Local Govt | National News Video | Parliament Headlines | Politics Headlines | Search

 


Lowest paid need living wage most of all

21 May 2013

Lowest paid need living wage most of all

The Service and Food Workers Union Ngā Ringa Tota has congratulated Hamilton City Councillors who have voted today to bring in a living wage over the next two years, but asked them to include the lowest paid in their workforce.

“While it is important to back the principle of the living wage, that principle is about all workers, both directly-employed and contracted, being paid enough to live decent lives,” said SFWU National Secretary John Ryall.

“Our members, who are employed to work for councils all across New Zealand as cleaners, security guards and in a range of other service roles, are frequently employed by contractors and are on some of the very lowest pay rates in the country,” he said.

“Many of these workers struggle to survive and we are asking all local bodies to address this and lead the way in their communities by paying them a living wage.”

John Ryall said SFWU members were actively campaigning for a living wage, alongside faith-based and community organisations and other unions.

“Our Union is deeply committed to the living wage movement as a way to address poverty and inequality in New Zealand by lifting low pay,” he said. “We are looking to councils like Hamilton Council to address poverty and inequality in their community by committing to ensuring all staff are paid the living wage.

“The living wage movement is strongly growing around the world, and making sure contracted staff are paid the living wage is the hall-mark of living wage councils.”

John Ryall said there were many benefits of paying the living wage, which was demonstrated overseas to reduce turnover, increase staff loyalty and improve the reputation of businesses and cities.


ENDS

© Scoop Media

 
 
 
 
 
Parliament Headlines | Politics Headlines | Regional Headlines

 

Departure Speech: Governor-General’s State Farewell Luncheon

"...Unfortunately I was unable to get to the Antarctic, the Chatham Islands and the Kermadecs. A dicky heart thwarted our travel to the Antarctic; and even though I volunteered to parachute into the Kermadecs to join the Young Blake expedition, time, commitments and officials frustrated my plans to visit the Kermadecs and Chathams." More>>

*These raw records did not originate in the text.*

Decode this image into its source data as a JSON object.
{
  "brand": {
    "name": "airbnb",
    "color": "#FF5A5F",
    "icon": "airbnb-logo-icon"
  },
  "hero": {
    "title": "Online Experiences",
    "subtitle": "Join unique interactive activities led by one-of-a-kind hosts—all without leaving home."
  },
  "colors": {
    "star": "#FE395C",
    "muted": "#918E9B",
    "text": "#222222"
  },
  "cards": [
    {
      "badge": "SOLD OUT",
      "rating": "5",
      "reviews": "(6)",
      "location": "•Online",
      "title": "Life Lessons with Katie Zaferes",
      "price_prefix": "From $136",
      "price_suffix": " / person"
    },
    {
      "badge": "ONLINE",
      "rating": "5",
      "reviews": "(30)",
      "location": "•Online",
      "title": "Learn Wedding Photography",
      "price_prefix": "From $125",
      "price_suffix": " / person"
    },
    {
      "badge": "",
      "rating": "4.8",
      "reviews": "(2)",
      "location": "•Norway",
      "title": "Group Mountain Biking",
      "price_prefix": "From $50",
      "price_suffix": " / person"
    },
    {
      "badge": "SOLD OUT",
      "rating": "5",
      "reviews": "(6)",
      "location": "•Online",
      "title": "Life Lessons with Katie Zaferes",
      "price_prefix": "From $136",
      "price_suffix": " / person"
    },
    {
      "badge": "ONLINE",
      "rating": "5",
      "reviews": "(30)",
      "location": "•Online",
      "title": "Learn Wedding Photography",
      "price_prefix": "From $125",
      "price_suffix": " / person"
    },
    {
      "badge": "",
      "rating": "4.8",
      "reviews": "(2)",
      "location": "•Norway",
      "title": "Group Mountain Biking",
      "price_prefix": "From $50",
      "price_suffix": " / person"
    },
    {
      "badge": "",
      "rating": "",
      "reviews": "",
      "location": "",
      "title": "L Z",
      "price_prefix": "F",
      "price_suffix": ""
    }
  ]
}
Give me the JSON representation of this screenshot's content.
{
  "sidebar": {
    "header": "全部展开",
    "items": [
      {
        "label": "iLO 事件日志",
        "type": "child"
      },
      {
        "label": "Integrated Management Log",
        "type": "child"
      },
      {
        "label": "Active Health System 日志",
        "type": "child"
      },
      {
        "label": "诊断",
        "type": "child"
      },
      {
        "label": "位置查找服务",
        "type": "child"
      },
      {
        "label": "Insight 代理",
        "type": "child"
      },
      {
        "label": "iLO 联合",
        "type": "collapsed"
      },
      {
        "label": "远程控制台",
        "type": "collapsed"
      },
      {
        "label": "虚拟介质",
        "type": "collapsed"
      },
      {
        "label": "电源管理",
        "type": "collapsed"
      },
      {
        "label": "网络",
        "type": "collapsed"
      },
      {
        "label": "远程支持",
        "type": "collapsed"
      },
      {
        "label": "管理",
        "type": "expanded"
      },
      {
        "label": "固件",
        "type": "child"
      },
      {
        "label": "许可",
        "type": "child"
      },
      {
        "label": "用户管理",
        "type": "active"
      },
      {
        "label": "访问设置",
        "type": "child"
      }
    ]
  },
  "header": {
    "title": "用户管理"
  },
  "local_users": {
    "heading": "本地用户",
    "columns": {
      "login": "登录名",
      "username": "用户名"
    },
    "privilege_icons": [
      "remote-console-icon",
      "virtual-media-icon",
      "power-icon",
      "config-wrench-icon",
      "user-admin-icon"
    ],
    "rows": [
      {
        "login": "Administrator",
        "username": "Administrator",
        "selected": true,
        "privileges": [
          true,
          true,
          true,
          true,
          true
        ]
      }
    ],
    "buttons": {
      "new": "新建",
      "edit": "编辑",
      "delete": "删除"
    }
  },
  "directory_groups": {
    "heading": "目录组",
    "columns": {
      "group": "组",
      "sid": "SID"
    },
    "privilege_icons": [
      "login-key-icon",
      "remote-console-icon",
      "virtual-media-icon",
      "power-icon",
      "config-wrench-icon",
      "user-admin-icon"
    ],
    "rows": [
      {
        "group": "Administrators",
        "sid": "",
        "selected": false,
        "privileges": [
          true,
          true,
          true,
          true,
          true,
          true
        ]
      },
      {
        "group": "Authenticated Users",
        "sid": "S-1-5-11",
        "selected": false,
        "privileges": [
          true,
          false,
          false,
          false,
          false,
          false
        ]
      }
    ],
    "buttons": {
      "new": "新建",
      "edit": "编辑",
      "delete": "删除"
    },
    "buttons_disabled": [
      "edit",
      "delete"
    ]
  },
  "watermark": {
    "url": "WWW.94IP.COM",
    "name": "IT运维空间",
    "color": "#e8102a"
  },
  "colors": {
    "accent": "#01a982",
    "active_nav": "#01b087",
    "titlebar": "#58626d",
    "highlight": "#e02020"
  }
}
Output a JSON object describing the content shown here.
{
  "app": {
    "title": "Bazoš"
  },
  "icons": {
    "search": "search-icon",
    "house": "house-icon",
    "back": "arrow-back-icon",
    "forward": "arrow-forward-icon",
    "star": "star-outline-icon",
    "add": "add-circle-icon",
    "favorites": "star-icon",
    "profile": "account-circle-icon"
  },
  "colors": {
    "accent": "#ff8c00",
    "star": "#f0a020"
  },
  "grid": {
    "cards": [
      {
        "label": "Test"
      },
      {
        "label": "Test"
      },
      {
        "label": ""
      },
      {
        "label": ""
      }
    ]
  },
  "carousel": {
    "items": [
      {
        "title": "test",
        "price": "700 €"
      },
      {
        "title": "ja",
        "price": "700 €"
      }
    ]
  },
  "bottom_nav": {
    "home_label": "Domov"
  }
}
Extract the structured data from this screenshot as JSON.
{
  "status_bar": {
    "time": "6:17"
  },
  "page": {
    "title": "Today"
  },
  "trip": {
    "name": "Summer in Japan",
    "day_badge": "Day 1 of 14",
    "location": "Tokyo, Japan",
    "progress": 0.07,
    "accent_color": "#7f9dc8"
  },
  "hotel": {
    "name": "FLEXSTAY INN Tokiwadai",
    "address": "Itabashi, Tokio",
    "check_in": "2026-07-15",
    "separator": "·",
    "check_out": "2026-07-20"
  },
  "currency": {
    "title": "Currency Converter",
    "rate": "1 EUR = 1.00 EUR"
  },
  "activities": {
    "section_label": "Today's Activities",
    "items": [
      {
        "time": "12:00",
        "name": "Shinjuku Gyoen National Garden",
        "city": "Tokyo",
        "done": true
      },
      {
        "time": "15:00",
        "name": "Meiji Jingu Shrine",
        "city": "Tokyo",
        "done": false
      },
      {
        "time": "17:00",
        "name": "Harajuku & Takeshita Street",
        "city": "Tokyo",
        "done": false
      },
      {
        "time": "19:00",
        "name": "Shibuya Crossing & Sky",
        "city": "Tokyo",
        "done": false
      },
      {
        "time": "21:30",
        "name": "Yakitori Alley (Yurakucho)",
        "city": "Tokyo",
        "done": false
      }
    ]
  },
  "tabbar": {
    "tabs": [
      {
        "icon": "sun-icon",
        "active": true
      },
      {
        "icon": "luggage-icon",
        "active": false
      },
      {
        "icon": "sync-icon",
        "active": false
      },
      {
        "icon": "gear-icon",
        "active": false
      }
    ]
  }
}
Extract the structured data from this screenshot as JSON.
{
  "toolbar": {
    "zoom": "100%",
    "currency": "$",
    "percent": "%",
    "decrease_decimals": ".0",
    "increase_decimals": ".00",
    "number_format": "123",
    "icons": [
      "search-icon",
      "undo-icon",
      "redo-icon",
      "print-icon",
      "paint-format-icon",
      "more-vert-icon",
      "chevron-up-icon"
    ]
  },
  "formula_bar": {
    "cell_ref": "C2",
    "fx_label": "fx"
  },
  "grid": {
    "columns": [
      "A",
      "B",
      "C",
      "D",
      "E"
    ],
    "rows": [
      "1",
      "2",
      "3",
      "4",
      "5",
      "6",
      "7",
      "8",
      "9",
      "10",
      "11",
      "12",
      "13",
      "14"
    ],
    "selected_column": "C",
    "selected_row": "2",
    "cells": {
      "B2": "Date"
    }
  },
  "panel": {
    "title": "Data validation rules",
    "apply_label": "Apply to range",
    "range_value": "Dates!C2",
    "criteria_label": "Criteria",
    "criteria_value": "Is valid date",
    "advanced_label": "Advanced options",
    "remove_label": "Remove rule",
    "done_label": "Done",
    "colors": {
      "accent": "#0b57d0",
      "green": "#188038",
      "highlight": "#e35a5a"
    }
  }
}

ALSO:

New Research: Most Homeless People Working Or Studying

“The cost of housing has been rising without corresponding increases in income, whilst the number of state houses per capita has been in decline. Many low-income people are missing out on housing, whether we recognise them as ‘homeless’ or not. More>>

ALSO:

Post-Traynor: New Offender Info Sharing Plan

“This Bill delivers on that step-change by moving away from name-based records held by individual agencies to a shared, anchor identity based on unalterable information, such as fingerprints and facial recognition. It also gives agencies access to the drivers’ licence photo database and birth, death and marriages information." More>>

  • NZ Law Foundation - New $2M fund for research on information challenges
  • Littoral: New Ship To Deliver Enhanced Naval Capability

    Defence Minister Gerry Brownlee says the Government has approved a Ministry of Defence and New Zealand Defence Force recommendation to request tenders for a new naval ship to support littoral operations. More>>

    July:

    After King's Labour Snub: Māori Party And Kiingitanga To Work Together

    Māori Party Co-leaders Te Ururoa Flavell and Marama Fox met with Kiingitanga representatives in Wellington yesterday to discuss working together on key issues for the betterment of Māori. More>>

    ALSO:

    Waitangi Claim On Rehabilitation: The 'Justus' System For Māori Not Good Enough

    Closing statements at the Waitangi Tribunal case against Corrections called for immediate steps and a comprehensive review to address the high rate of Māori reoffending. More>>

    ALSO:

    Advice: PM Sets Rules For Ministers' Treatment Of Public Servants

    Prime Minister John Key has laid down the law about the way ministers and public servants should interact, saying ministers may not always like the advice they receive, but they must listen to it carefully, respectfully and professionally. More>>

    Gordon Campbell: On The Funding Changes In Special Needs Education, And Uber

    The plan to strip out the educational support for older “special needs” children in order to meet the existing shortfall in funding for special needs in early childhood education is so miserly and relentlessly stupid as to defy belief… More>>

    SPECIAL EDUCATION (& More):

    Online Learning Plans:

    Get More From Scoop

     

    LATEST HEADLINES

     
     
     
     
     
     
     
     
     
    Regional
    Search Scoop  
     
     
    Powered by Vodafone
    NZ independent news